Prematurity does not discriminate, it can happen to anyone regardless of race, colour, age, religious beliefs etc. I don’t believe that we are ‘blessed’ with our girl who is safe and well, we are just extremely fortunate to have come through the other side happy, healthy and relatively unscathed. Going back to my first football game a few months after Martha was born was brilliant. The ladies who sit behind us in the stadium had been kept up to date by Nick and I was welcomed back into the football family with open arms, warm hugs and requests to see pictures of our awesome little fighter. We lost the game that day, but I felt like I’d won the best trophy of all, a beautiful miniature girl who had changed my world for the better. My advice to Mums out there or to pregnant ladies for whom prematurity is a concern, real or imagined is this: take a deep breath, always trust your instincts, always ask for help, love your baby like only you can and know above anything else that, as the advert says, you’re all doing a great job.
The poem I wrote for Martha’s christening :
For my baby – 1 year old tomorrow
We fell in love with a heartbeat on a screen,
Right there, a life, all new, to the world unseen.
We shared our news with tears of joy,
Was that heartbeat our daughter or a mischievous little boy?
We watched you grow, we nurtured you,
The weeks went by and my bump grew.
One night we laid, and watched the moon,
Then morning came, you were coming too soon.
Frightened I lay in a hospital bed,
Fear and anxiety rushing through my tired head.
In the dead of night, snow fell and rested on trees,
I cried out to God, and my troubled soul eased.
The very next day, our girl was born,
So tiny and sweet and perfect in form.
Our hearts broke again when we couldn’t take you home,
But you were so small, you hadn’t fully grown.
As Christmas approached you were still so small,
Came the news that we dreamed, our best present of all.
We climbed the stairs and switched on the tree lights,
The beginning of tired days and some very long nights.
Precious nights spent together, getting to know each other,
My tiny little angel, teaching me how to be her mother.
As springtime came, you got so much stronger,

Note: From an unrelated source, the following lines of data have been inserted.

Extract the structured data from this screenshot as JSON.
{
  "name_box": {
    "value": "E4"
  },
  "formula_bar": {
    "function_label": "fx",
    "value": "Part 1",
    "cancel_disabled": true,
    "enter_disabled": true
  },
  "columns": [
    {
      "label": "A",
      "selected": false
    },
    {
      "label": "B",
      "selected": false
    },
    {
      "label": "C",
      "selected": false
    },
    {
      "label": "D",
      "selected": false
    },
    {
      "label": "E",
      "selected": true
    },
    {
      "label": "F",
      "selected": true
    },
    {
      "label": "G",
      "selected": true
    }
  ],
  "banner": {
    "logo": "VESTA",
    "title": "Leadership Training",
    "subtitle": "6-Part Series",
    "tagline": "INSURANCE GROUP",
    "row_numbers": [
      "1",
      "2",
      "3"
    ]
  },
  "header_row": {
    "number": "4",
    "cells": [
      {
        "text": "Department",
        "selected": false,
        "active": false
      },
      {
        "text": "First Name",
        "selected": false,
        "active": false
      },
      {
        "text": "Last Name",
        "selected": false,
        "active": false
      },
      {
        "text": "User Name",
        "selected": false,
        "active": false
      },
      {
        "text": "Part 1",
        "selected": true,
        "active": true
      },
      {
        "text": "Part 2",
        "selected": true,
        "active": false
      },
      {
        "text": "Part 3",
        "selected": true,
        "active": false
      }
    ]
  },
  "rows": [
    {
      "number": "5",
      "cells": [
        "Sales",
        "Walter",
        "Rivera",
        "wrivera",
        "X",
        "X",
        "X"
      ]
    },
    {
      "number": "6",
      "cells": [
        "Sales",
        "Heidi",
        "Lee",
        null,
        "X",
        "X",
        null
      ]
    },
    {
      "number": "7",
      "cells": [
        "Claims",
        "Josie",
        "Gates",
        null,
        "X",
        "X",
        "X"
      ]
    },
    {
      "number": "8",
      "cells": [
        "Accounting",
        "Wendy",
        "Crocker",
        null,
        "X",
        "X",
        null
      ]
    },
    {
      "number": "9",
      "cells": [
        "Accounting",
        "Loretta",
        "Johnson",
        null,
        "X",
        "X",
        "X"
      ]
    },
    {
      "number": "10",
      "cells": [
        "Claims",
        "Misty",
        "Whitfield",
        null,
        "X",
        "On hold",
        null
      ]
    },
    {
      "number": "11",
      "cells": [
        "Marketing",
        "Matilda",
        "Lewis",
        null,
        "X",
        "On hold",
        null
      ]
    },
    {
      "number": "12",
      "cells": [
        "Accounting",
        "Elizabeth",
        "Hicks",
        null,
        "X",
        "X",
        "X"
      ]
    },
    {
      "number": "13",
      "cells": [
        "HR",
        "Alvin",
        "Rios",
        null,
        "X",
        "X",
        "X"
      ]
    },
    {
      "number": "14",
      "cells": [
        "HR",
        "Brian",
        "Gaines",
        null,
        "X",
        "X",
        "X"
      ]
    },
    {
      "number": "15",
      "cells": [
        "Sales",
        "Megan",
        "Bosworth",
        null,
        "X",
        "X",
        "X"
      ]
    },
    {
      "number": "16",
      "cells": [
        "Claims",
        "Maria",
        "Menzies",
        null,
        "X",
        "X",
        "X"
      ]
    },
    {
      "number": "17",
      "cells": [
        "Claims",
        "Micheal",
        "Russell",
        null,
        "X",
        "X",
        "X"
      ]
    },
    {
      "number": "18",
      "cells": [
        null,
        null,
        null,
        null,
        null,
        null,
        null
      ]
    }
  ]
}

A smile then a giggle and legs so much longer.
Now summer’s here, our worlds revolve around you,
You bring so much joy, if only you knew.

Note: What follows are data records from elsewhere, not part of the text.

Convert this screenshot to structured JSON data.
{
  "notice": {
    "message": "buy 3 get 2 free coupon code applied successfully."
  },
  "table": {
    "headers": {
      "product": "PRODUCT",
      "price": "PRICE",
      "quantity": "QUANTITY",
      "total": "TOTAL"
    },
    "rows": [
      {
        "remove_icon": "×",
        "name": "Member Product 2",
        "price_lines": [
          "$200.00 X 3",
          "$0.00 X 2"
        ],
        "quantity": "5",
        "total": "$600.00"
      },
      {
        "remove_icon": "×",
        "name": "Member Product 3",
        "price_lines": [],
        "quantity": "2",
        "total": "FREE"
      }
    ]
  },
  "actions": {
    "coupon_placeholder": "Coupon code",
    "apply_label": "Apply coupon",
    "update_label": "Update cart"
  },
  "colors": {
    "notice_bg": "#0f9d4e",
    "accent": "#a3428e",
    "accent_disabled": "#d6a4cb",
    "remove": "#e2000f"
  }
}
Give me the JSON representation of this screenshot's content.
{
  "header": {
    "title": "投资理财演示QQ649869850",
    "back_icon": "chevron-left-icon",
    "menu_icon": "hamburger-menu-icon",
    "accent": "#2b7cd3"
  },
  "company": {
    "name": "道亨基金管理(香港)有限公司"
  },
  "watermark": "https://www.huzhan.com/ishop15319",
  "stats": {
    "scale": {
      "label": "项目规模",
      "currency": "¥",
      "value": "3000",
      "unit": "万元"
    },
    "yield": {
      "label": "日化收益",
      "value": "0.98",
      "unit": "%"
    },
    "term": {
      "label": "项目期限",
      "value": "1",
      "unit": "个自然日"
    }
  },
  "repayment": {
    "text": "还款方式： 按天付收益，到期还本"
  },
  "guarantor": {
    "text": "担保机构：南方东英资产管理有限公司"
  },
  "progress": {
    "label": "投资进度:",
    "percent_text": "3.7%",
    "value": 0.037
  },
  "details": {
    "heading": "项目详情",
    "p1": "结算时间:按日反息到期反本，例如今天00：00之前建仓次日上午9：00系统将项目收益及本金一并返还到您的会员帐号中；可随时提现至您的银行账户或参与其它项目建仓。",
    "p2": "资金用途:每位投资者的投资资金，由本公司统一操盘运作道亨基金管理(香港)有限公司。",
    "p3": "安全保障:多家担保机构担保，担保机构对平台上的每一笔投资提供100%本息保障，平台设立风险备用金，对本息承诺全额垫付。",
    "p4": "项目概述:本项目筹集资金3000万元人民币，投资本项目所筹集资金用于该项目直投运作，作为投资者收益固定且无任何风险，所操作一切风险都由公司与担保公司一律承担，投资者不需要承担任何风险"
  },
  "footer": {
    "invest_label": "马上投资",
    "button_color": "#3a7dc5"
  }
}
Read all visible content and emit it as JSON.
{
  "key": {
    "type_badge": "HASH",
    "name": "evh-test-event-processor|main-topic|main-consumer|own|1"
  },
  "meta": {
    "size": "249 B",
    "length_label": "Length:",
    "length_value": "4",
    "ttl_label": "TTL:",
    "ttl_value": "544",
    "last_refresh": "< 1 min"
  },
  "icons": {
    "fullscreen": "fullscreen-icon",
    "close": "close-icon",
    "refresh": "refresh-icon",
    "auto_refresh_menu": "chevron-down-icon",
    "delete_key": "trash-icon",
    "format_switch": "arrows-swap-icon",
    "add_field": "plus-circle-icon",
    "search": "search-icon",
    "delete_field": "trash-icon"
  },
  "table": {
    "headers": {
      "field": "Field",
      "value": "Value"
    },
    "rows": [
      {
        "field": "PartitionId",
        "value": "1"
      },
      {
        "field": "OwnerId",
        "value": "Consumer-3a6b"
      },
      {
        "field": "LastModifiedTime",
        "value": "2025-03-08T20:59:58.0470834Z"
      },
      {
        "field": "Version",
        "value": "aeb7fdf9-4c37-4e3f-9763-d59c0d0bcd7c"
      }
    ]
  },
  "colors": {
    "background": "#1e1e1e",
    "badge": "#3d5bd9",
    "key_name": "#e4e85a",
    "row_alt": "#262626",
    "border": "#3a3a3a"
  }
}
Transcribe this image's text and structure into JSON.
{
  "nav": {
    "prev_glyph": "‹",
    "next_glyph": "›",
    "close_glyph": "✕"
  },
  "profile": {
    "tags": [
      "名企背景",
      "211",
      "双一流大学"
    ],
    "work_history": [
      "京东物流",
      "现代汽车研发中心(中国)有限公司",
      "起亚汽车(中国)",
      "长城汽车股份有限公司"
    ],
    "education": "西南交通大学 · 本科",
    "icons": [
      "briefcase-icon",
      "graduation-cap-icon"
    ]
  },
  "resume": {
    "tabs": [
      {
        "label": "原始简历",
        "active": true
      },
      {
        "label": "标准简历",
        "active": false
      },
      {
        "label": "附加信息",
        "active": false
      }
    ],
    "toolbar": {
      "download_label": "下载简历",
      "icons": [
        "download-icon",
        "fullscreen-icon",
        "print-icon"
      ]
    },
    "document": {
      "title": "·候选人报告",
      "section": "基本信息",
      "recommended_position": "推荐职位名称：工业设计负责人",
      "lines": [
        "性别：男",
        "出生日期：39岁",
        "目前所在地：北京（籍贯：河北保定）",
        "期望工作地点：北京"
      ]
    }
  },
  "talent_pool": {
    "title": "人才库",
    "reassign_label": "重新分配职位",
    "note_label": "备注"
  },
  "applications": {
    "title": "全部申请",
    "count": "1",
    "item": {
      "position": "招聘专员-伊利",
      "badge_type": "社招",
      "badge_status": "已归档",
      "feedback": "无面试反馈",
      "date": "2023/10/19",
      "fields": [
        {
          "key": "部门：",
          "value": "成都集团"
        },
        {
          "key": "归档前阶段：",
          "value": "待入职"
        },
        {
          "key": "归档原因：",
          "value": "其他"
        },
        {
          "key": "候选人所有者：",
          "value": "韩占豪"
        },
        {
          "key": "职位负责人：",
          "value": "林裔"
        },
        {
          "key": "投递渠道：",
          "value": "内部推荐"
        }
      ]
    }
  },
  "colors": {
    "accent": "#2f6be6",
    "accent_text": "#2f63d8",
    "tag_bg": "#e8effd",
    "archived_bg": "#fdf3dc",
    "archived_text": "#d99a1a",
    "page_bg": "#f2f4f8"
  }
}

I love seeing you, laughing with you Dad,
He’ll always be there for you with a cuddle when you’re sad.
We’ll both do our best to equip you well,

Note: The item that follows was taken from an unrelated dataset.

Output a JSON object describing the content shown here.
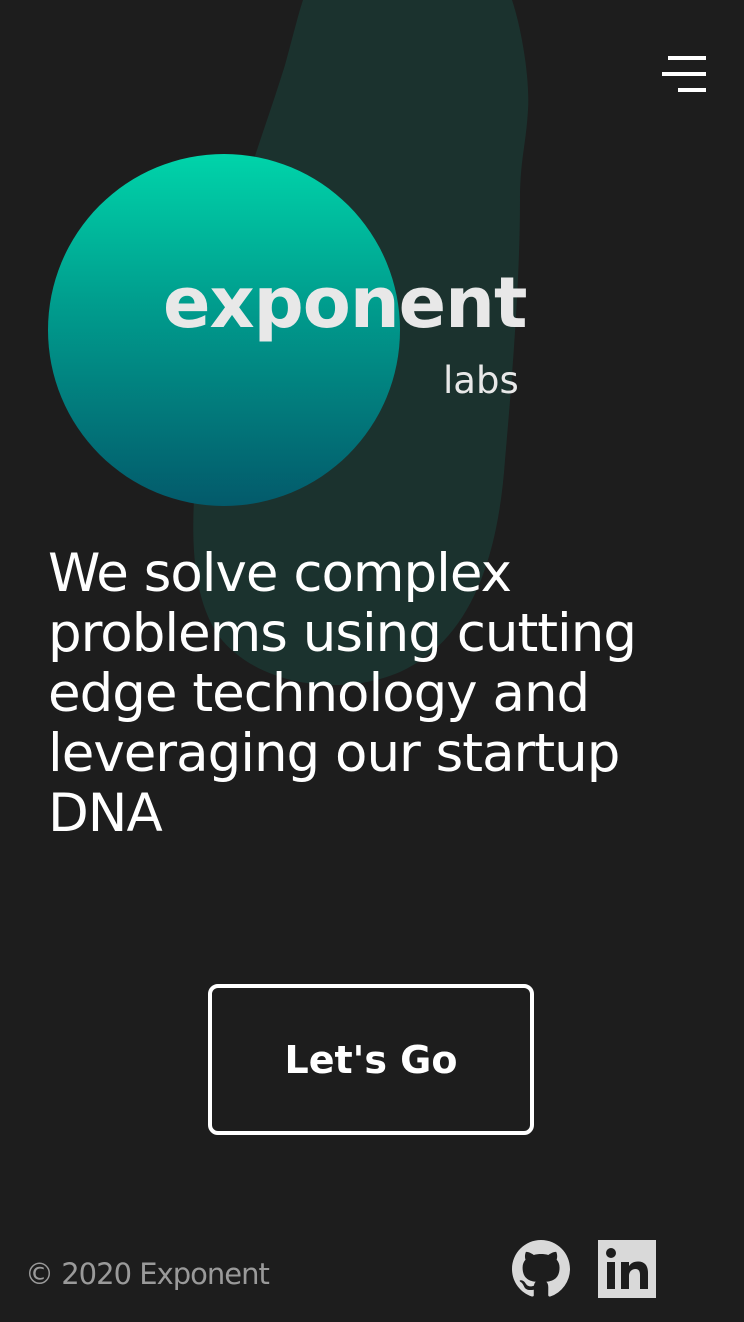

To live your life fully, to make all hearts swell.
I’ll try my best to set you free,
To show you the wonder of love that you’ve taught me.
Every day we thank God for our little treasure,
Who’s improved ours lives and surpassed beyond measure.
So this is your day, your family and friends are all here,
To give thanks for our fighter, Martha Iris, so dear.